Brief:
Where a line below includes the word "Archives", copy that line.

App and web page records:
+ + + + + + +
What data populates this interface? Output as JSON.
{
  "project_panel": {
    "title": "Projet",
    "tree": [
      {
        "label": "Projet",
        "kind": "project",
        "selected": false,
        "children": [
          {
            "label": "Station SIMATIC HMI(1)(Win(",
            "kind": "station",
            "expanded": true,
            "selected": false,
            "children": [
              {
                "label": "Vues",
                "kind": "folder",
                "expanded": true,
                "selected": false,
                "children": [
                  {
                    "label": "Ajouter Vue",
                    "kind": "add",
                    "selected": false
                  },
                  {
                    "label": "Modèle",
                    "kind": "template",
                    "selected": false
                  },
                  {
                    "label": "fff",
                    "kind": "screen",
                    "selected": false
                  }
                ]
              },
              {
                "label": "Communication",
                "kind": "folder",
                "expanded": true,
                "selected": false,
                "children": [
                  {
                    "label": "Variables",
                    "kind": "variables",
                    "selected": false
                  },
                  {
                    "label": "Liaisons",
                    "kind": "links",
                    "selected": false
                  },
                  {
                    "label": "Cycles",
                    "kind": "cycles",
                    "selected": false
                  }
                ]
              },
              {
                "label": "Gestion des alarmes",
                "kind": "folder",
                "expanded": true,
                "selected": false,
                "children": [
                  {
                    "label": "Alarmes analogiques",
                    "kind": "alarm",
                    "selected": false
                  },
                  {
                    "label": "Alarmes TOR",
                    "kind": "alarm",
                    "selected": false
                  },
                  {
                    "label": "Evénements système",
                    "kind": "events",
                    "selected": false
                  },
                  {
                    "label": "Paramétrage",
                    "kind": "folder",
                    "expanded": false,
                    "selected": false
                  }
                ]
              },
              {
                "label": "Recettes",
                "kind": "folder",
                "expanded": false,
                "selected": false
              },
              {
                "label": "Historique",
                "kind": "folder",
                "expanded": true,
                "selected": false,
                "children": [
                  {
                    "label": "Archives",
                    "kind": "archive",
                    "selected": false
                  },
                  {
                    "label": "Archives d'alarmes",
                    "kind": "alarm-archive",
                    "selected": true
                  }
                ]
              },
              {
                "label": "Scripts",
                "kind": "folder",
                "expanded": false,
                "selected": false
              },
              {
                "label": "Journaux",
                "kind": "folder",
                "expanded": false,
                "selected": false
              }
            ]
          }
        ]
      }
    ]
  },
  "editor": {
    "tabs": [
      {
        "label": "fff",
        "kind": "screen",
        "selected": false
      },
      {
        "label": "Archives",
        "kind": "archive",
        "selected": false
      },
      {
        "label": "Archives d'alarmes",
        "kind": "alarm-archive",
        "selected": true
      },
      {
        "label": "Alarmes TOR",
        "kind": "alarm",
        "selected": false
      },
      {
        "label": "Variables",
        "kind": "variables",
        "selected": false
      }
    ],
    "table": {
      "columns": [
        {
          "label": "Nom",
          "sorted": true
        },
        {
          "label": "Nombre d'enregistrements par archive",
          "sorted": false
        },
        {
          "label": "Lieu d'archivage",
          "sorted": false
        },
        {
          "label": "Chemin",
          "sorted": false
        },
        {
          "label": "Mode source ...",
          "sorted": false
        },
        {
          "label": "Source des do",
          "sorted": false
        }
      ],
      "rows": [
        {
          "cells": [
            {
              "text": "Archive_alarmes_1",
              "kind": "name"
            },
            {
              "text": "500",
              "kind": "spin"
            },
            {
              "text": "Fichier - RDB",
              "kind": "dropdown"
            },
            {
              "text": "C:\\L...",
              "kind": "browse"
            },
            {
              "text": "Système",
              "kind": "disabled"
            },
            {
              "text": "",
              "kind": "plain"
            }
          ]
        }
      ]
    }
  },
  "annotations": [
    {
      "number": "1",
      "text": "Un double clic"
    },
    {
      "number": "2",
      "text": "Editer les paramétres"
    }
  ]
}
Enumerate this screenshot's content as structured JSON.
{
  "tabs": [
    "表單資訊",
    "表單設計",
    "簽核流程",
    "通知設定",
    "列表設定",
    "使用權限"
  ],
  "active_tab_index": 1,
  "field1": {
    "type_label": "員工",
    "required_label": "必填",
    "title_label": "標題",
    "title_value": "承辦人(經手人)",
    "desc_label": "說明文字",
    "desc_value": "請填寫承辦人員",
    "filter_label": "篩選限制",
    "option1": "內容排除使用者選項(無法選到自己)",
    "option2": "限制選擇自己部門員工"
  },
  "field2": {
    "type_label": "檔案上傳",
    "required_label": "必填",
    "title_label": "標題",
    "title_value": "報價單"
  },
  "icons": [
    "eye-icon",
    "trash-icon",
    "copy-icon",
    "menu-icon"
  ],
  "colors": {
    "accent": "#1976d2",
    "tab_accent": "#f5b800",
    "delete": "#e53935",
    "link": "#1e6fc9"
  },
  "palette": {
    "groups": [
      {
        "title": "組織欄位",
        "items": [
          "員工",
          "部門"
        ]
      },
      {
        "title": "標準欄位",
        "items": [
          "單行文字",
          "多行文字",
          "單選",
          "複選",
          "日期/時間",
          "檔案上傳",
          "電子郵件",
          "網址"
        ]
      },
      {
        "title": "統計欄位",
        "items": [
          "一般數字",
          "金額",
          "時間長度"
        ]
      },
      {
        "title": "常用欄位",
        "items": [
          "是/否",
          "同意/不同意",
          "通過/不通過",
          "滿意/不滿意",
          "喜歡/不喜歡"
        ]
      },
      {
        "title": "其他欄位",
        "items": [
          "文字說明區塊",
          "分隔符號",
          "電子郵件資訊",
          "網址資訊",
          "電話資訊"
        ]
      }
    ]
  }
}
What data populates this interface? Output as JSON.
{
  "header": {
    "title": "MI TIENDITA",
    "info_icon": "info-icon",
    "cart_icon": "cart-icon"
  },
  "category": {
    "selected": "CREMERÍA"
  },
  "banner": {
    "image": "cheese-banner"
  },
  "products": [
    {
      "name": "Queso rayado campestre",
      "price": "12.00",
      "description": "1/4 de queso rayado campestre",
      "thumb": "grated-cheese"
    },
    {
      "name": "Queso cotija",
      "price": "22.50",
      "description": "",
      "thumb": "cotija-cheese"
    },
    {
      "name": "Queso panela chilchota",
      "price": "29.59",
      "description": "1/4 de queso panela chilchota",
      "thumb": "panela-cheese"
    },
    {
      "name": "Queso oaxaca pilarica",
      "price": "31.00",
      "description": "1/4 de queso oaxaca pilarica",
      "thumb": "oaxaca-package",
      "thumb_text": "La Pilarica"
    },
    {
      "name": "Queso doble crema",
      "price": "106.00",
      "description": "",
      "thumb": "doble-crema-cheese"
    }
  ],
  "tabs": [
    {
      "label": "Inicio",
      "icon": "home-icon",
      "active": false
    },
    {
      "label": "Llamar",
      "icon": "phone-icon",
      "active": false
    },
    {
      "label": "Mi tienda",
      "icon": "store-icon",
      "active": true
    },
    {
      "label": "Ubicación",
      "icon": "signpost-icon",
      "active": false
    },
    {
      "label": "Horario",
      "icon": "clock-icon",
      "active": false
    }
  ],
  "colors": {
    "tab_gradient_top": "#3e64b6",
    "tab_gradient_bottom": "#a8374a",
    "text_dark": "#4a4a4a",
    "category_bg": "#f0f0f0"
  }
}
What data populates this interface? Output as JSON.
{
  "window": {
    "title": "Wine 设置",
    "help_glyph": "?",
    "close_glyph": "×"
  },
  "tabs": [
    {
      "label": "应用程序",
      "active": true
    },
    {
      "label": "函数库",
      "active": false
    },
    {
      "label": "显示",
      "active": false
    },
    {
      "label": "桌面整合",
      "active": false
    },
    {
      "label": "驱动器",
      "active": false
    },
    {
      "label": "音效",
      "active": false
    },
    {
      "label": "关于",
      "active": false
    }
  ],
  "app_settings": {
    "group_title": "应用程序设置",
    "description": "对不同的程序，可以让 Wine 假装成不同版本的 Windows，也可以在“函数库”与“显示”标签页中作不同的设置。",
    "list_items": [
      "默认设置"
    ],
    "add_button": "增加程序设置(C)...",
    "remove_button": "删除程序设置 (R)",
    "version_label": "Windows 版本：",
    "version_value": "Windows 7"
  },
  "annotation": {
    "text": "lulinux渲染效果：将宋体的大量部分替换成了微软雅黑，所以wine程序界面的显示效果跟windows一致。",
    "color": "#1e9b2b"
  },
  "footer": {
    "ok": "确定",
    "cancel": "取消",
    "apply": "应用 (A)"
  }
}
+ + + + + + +
Result below:
                    "label": "Archives",
                    "label": "Archives d'alarmes",
        "label": "Archives",
        "label": "Archives d'alarmes",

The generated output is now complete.